The Briton hired to oversee reform of Bahrain's police force has written to the head of Formula One's governing body to calm security fears about next week's Grand Prix, saying he often felt safer living in the kingdom than in London.
John Yates, the former assistant commissioner of the Metropolitan police, told International Automobile Federation (FIA) president Jean Todt that he was aware of 'very real concerns' but feared those involved in the sport were being given a 'distorted picture.'
In the letter, dated April 11 and seen by Reuters, he said he was not an apologist for the bloody crackdown that took place after last year's uprising and could not deny troubles existed in the Gulf kingdom.

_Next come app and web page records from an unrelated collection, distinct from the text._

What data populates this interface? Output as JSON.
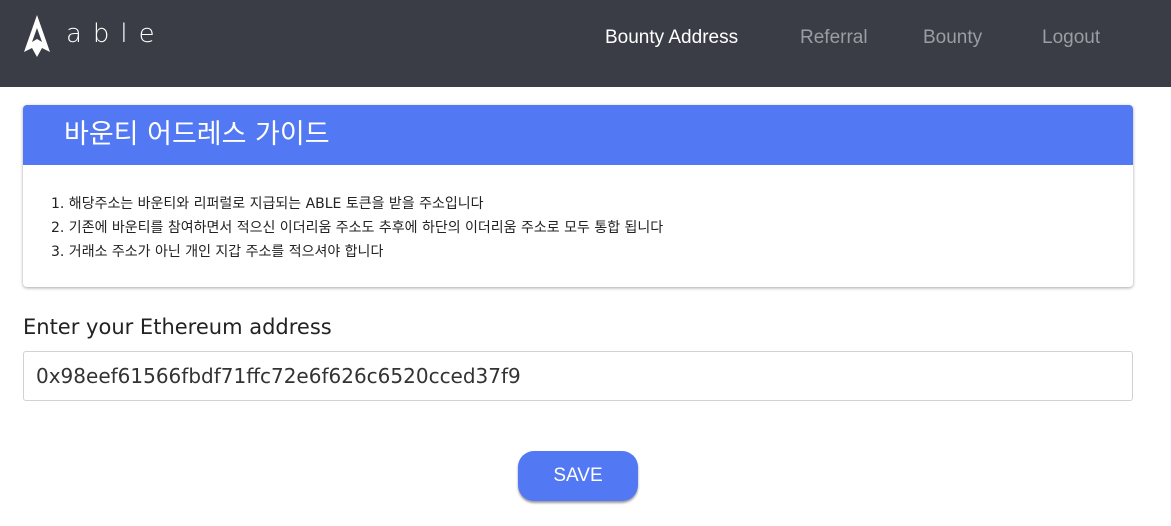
{
  "header": {
    "logo_text": "able",
    "logo_icon": "able-logo-icon",
    "nav": [
      {
        "label": "Bounty Address",
        "active": true
      },
      {
        "label": "Referral",
        "active": false
      },
      {
        "label": "Bounty",
        "active": false
      },
      {
        "label": "Logout",
        "active": false
      }
    ]
  },
  "guide": {
    "title": "바운티 어드레스 가이드",
    "lines": [
      "1. 해당주소는 바운티와 리퍼럴로 지급되는 ABLE 토큰을 받을 주소입니다",
      "2. 기존에 바운티를 참여하면서 적으신 이더리움 주소도 추후에 하단의 이더리움 주소로 모두 통합 됩니다",
      "3. 거래소 주소가 아닌 개인 지갑 주소를 적으셔야 합니다"
    ]
  },
  "form": {
    "label": "Enter your Ethereum address",
    "address_value": "0x98eef61566fbdf71ffc72e6f626c6520cced37f9",
    "save_label": "SAVE"
  },
  "colors": {
    "navbar": "#3a3d45",
    "accent": "#5278f4",
    "nav_active": "#ffffff",
    "nav_inactive": "#9a9da3"
  }
}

"The almost nightly skirmishes that take place in certain villages are a potential block on progress and are putting those involved in their policing and innocent members of the public in significant danger," wrote Yates.

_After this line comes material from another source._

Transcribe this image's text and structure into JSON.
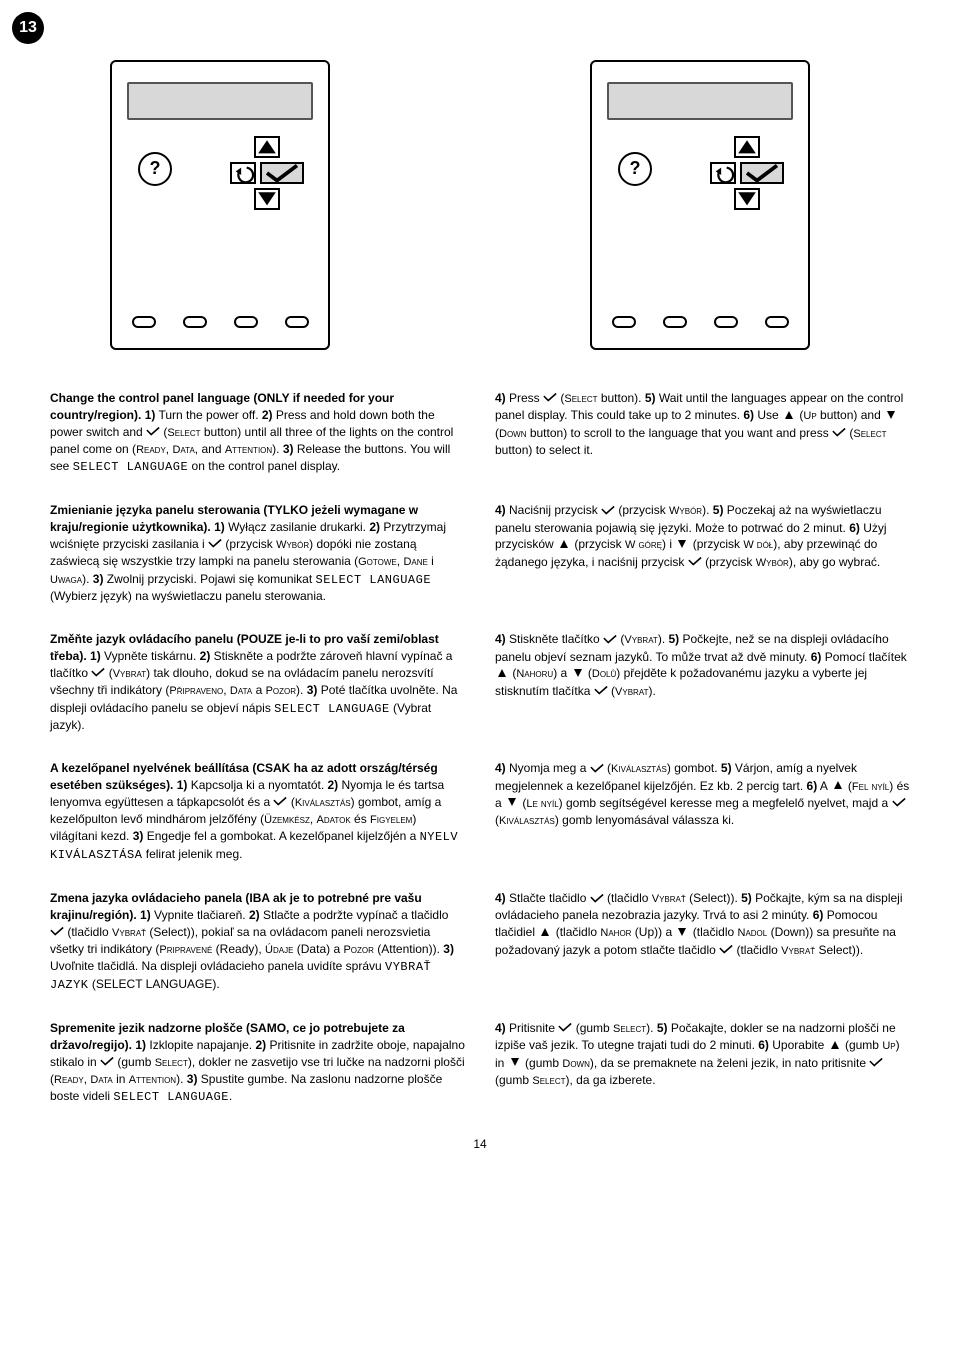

"However, in spite of how these events may be portrayed through the medium of Youtube and other outlets, their significance should not be overplayed.
Yates declared the protests were not representative of the vast majority of Bahrainis.
"Along with my family, I feel completely safe. Indeed, safer than I have often felt in London."
Formula One faces calls from rights groups and local protestors to call off the country's biggest sporting event in the face of continued violence and political unrest.
One UK-based Bahraini dissident has called the Grand Prix a "tool of repression" by the country's minority Sunni Muslim rulers.
Team bosses, most of them British-based, are expected to discuss the situation with Todt and Formula One's commercial supremo Bernie Ecclestone at this week's Chinese Grand Prix and may lobby for the race to be postponed.
Both Ecclestone and Todt have been strongly supportive of going to Bahrain, an influential nation in the sport and the first in the Middle East to host a Grand Prix.
An FIA spokesman said Todt was currently in Taiwan.